- Concerning morality, our young people are being taught that right and wrong depend on cultural norms while good and evil are determined by circumstantial perception.
- Concerning destiny, our young people are being taught that there is nothing on the other side of death, therefore each of us must find our own way of expressing our individuality.
These answers flood our culture and fill the minds of our young people. They build strongholds against the truth of God. As theologian J. Gresham Machen wrote, “False ideas are the greatest obstacles to the reception of the gospel.” He continued:
“We may preach with all the fervor of a reformer and yet succeed only in winning a straggler here and there, if we permit the whole collective thought of the nation or of the world to be controlled by ideas which, by the resistless force of logic, prevent Christianity from being regarded as anything more than a harmless delusion.”

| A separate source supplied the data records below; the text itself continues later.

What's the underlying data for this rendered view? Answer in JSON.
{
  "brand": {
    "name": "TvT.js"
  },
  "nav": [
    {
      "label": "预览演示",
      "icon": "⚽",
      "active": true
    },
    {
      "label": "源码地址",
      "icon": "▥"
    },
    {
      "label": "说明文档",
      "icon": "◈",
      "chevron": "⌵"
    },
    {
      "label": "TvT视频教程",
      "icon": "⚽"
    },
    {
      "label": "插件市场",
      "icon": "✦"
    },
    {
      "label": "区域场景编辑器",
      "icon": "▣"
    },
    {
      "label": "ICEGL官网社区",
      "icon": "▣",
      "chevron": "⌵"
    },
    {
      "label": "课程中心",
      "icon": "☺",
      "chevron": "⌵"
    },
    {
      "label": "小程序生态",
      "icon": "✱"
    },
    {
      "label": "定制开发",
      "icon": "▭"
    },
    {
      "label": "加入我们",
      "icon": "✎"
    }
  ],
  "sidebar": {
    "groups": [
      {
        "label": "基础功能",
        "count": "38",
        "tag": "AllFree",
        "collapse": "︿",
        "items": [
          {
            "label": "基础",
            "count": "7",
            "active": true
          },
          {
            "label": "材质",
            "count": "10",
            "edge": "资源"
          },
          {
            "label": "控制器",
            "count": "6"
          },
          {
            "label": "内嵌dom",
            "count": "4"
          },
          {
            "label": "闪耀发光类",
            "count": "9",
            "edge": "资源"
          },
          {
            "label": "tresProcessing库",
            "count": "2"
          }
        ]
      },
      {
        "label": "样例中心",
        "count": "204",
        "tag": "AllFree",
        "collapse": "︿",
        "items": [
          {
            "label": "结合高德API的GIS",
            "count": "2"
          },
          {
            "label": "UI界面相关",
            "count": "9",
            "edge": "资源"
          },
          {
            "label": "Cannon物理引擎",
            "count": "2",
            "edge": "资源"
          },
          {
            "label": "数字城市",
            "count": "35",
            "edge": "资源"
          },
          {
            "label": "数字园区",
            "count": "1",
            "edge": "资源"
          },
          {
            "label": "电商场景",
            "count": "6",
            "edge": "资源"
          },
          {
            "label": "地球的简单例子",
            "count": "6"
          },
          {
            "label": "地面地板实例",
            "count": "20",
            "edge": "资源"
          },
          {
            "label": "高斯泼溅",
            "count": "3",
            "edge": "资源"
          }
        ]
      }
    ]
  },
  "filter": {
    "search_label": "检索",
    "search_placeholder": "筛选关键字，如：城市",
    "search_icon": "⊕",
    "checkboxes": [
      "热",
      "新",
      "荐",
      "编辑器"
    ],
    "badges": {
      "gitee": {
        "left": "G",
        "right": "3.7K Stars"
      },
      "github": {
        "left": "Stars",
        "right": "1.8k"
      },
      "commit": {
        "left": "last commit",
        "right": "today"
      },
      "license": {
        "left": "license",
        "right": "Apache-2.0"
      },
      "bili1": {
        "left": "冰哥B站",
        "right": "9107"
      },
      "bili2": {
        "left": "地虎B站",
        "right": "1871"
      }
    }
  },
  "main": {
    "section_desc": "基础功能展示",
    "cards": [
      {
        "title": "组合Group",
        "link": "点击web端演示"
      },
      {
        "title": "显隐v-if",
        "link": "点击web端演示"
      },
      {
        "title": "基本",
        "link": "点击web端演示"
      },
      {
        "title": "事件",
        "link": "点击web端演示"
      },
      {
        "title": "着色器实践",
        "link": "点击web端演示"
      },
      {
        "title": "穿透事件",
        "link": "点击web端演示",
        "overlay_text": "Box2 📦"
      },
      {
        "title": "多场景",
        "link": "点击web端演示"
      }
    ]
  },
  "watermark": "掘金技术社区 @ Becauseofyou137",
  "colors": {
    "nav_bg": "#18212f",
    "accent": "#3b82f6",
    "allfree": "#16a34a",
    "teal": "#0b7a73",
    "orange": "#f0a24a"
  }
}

The same could be said of our young people. If we fail to “be ready always to give an answer” (1 Peter 3:15) to their questions, we should not be surprised when they are guided in their think more by cultural trends than by the Word of God.
So, what can we do?
Believe it or not, young people today are willing to have a conversation about what culture is teaching them. But, the key word is conversation. They want to be talked with, not talked to.
How do we get that conversation going? Ask questions. Ask questions. Ask questions.
- Ask them about themselves.
- Ask what they think about current issues.
- Ask them why their favorite shows are their favorites.
- Ask them what questions are raised by the most recent movie they have watched.
- Ask them what the most recent book they have read had to say about life.
- Ask them how the music they listen to affects their feelings.
- Ask them if the answers they are getting line up with the answers God gives us in the Bible.
Ask and keep asking.
Remember, the goal is not to align their thinking with ours. The goal is to align everyone’s thinking with the Word of God. When—not if—they have unbiblical ideas, do not be surprised. Do not be offended. Be ready.
- Think about God as the ultimate reality.
- Think about life in terms of God’s authority.
- Think about people in terms of being made in God’s image and corrupted by sin.
- Think about yourselves as souls for whom Christ died to redeem.
- Think about God’s glory as the purpose of life.
- Think about right and wrong as defined by God’s holiness.
- Think about eternity as an inevitability.
Think and keep thinking.
When is the last time you prayed for your child’s worldview? No doubt, you have prayed often for their physical safely. What about their intellectual safety? Certainly, you have prayed for their spiritual health. What about their philosophical health? Of all the “hedges of protection” we ask God to build around our young people, and that for good reason, should we not also request one for their mind?
- Pray that they would see the lies of this world and the truth of God.
- Pray that they would know Jesus as the sacrificial savior that he is.
- Pray that they would understand themselves as objects of God’s affection and recipients of God’s mercy and grace.
- Pray that they would view their neighbor as bearers of God’s image.
- Pray that they would realize that submission to God’s authority is infinitely preferable to bondage to sin’s pleasures.
- Pray that they would seek God’s glory as their highest good.
- Pray that they would see this life as an echo of eternity with God.
Pray and keep praying.
This is no easy task, guiding our children’s hearts and minds toward God. Often the “marketplace of ideas” looks more like a warzone of philosophies. Nevertheless, it is as C.S. wrote, “Good philosophy must exist, if for no other reason, because bad philosophy must be answered.”
Our kids have questions. Are we ready with the answers?
Thanks for reading!
Over the next several weeks, I hope to take each of the seven questions one at a time, addressing current issues and common concerns.
What specific questions do you have about God, people, the world, etc.? Could they fall under any of the seven listed above? Feel free to share!